- Task directions
In how many lines of the records below does the word "ICPC" appear? Answer with the number alone.

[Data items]
-- -- --

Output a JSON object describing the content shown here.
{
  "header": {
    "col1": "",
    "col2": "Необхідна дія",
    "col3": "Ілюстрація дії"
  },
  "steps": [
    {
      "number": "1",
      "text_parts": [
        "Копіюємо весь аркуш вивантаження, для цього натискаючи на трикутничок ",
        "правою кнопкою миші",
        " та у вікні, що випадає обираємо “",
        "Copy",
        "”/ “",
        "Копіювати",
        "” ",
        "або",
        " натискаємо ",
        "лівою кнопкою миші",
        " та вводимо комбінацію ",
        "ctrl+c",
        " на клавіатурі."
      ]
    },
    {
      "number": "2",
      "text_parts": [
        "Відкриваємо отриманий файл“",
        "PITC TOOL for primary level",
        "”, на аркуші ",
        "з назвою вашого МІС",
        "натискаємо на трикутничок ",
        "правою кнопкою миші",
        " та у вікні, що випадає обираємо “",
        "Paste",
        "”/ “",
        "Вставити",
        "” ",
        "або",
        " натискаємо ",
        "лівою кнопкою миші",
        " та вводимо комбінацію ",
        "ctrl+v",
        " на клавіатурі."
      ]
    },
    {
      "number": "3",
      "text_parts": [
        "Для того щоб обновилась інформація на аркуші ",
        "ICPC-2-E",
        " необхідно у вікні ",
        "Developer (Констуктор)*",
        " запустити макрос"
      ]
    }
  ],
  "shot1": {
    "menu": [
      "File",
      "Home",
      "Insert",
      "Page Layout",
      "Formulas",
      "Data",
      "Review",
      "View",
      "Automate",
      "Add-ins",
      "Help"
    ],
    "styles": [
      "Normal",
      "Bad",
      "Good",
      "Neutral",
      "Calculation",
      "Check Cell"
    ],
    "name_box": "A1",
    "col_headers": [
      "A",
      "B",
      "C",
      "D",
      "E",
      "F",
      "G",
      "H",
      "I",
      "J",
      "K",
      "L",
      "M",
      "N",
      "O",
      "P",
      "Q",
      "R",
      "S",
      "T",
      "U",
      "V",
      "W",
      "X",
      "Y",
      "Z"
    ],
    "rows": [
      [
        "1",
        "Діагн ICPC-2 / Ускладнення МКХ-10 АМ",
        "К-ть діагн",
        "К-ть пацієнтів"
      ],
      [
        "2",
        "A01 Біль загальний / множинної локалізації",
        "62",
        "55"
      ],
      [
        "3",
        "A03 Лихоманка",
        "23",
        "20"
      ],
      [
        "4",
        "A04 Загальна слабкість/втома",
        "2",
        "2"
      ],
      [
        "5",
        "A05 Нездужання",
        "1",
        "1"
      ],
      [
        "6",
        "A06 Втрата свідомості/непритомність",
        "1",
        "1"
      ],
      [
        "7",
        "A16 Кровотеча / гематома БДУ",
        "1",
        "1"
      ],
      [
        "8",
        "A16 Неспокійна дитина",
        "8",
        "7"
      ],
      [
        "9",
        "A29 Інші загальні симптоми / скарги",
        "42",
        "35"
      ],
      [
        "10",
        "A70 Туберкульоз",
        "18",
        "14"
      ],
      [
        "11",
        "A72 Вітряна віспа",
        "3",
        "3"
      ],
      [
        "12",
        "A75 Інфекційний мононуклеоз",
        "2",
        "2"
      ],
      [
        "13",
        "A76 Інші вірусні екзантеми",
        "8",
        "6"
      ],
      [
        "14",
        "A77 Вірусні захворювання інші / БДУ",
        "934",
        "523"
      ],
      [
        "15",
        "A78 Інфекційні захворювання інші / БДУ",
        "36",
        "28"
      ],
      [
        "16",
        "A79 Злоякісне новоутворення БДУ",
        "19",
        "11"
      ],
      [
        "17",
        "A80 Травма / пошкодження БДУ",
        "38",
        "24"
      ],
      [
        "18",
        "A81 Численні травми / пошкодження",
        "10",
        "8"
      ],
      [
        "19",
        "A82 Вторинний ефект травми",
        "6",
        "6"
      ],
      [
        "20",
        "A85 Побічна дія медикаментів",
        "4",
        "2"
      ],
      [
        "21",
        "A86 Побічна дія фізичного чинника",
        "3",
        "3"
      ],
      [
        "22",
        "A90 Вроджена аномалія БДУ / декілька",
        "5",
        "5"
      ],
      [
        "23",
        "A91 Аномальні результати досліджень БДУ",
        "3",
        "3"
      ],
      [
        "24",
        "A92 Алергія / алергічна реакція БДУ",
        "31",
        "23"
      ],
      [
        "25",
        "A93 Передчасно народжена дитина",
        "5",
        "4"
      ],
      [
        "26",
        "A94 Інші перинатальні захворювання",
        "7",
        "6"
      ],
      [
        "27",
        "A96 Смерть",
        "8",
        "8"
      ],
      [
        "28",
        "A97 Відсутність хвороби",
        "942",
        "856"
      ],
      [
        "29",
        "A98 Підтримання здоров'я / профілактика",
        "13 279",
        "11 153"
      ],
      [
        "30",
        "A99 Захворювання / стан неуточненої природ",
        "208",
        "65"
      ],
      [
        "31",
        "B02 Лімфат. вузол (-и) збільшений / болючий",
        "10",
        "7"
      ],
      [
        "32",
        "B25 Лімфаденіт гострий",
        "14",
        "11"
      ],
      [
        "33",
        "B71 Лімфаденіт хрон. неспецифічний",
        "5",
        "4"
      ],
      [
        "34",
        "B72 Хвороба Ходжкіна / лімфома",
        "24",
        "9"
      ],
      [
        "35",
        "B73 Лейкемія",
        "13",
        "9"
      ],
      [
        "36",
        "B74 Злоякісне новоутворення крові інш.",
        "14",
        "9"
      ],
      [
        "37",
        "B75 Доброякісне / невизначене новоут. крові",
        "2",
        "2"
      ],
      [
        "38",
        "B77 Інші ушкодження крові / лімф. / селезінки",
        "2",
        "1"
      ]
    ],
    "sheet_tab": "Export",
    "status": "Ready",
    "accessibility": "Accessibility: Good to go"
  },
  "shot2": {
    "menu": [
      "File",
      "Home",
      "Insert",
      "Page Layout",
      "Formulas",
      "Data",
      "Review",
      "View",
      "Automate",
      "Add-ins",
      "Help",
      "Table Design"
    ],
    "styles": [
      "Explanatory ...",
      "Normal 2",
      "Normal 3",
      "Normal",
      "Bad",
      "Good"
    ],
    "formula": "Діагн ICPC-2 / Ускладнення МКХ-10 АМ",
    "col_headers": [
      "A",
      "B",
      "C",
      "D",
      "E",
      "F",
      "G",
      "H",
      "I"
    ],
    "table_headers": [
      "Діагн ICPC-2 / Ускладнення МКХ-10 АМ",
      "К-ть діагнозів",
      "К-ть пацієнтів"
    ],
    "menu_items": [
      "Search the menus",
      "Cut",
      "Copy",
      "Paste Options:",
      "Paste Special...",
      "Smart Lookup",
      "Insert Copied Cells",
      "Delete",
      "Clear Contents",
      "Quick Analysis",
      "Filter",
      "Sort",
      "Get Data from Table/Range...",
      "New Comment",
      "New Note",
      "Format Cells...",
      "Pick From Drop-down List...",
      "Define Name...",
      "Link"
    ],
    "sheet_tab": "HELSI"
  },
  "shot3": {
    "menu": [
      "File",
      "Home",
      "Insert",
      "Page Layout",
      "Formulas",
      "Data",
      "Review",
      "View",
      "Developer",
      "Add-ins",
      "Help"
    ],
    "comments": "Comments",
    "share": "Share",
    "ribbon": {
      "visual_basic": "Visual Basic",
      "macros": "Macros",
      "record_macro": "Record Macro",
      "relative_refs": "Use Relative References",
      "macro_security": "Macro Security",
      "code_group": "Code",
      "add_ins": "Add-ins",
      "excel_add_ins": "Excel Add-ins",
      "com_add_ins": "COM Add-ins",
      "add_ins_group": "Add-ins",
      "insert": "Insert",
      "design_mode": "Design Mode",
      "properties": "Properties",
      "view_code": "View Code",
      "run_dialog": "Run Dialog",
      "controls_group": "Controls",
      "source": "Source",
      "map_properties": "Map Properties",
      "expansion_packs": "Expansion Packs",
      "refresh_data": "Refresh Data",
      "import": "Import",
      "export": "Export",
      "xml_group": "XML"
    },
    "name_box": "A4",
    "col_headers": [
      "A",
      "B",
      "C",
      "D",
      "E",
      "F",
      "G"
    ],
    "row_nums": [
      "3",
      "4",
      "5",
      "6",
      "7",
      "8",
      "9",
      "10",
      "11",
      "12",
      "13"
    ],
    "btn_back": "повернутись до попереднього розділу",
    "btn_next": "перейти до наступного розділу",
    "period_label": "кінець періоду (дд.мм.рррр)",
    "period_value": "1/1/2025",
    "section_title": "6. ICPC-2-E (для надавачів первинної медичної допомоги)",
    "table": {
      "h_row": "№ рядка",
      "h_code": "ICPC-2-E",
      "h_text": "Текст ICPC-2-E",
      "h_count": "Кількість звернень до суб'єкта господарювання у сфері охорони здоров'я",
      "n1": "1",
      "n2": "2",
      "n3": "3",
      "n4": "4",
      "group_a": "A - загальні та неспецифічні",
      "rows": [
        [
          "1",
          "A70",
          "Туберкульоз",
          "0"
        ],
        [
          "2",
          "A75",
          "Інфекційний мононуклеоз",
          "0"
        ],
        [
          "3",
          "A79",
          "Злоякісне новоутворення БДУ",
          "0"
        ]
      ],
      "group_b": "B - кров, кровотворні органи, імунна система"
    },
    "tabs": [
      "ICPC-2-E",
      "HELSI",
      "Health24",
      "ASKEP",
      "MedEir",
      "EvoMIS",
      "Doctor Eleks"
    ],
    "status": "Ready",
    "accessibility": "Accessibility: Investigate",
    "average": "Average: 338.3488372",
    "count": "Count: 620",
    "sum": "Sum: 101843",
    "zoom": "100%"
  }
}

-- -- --

- Answer box
8